* **PROBLEM TO SOLVE**
Your answer should be every line of the records that contains the word "password".

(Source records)
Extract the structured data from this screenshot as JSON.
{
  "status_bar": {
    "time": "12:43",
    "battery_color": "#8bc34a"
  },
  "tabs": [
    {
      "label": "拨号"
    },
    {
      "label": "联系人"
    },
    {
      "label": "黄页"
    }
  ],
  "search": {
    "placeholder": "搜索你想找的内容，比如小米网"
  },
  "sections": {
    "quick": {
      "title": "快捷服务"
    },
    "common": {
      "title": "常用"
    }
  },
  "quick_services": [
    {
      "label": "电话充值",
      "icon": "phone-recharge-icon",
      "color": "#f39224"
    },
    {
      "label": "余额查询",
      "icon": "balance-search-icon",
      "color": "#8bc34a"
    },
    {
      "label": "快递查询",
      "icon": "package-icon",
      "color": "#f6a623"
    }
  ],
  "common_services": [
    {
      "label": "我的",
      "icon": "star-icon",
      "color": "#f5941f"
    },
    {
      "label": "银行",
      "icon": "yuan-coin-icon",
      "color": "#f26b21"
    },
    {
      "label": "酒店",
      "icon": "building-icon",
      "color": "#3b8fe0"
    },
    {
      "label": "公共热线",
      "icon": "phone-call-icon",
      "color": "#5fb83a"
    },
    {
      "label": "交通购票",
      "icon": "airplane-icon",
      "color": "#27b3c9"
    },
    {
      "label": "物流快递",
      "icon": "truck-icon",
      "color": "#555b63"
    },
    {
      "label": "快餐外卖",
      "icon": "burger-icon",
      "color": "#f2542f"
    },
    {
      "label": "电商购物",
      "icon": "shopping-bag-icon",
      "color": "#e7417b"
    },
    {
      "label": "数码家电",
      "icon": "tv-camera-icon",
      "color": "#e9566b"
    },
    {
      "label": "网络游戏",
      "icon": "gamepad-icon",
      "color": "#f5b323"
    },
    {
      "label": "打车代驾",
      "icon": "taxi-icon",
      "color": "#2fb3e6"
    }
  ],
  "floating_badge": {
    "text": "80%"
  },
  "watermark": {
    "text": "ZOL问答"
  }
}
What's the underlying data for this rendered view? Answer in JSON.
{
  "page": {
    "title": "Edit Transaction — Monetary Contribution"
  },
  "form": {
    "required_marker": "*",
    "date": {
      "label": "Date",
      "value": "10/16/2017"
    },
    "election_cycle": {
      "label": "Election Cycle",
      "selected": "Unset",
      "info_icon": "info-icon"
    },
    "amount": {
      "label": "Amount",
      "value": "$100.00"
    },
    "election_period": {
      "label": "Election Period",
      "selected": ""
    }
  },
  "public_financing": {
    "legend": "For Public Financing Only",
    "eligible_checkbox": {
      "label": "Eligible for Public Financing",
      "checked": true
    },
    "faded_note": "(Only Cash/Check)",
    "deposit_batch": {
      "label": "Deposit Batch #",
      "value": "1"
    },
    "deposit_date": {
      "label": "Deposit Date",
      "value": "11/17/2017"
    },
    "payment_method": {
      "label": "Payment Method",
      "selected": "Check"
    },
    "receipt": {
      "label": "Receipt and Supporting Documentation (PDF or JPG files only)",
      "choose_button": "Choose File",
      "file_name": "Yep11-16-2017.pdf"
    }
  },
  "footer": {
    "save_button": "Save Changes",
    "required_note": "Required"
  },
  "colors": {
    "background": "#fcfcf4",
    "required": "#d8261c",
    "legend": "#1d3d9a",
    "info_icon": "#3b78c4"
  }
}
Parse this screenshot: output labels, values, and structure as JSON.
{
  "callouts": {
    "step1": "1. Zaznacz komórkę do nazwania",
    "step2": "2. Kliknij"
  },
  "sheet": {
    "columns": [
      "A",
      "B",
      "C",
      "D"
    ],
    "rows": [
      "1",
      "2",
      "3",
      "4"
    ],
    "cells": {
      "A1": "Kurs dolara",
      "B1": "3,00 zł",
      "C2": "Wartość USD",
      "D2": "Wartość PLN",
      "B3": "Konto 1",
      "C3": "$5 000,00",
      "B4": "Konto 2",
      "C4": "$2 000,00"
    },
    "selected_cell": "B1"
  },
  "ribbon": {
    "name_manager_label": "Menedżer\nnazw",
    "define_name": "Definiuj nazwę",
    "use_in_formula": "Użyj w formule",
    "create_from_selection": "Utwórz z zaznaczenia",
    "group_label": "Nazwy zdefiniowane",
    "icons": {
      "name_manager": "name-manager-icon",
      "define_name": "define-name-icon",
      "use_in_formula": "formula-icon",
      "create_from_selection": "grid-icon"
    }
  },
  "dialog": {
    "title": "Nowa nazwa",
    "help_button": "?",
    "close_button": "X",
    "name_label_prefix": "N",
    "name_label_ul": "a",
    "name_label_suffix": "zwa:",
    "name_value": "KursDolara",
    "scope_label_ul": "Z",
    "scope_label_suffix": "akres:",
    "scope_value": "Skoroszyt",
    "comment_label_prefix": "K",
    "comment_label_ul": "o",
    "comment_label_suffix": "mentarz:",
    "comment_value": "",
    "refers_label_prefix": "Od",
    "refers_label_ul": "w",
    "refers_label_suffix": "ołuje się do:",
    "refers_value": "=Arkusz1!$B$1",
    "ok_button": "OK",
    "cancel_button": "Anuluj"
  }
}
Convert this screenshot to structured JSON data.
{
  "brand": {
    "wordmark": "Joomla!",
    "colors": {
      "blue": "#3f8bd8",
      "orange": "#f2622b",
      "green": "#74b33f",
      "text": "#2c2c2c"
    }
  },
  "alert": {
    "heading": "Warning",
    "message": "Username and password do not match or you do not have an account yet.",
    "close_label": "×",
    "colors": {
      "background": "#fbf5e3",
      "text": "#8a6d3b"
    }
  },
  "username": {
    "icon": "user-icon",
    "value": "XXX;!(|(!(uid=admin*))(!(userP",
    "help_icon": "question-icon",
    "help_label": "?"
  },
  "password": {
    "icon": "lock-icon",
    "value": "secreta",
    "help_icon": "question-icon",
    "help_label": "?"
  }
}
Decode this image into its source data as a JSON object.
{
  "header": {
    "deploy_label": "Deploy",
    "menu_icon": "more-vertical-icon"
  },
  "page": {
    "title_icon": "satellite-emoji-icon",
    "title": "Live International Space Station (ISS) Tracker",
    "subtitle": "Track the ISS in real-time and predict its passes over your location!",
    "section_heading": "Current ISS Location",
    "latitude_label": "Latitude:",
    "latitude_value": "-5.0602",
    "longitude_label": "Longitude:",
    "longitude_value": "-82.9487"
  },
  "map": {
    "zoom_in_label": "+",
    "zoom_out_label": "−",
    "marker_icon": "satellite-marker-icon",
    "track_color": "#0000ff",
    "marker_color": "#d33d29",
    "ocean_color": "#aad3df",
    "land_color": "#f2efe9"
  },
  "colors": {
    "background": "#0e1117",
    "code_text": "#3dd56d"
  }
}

* **SOLUTION BELOW**
    "message": "Username and password do not match or you do not have an account yet.",
  "password": {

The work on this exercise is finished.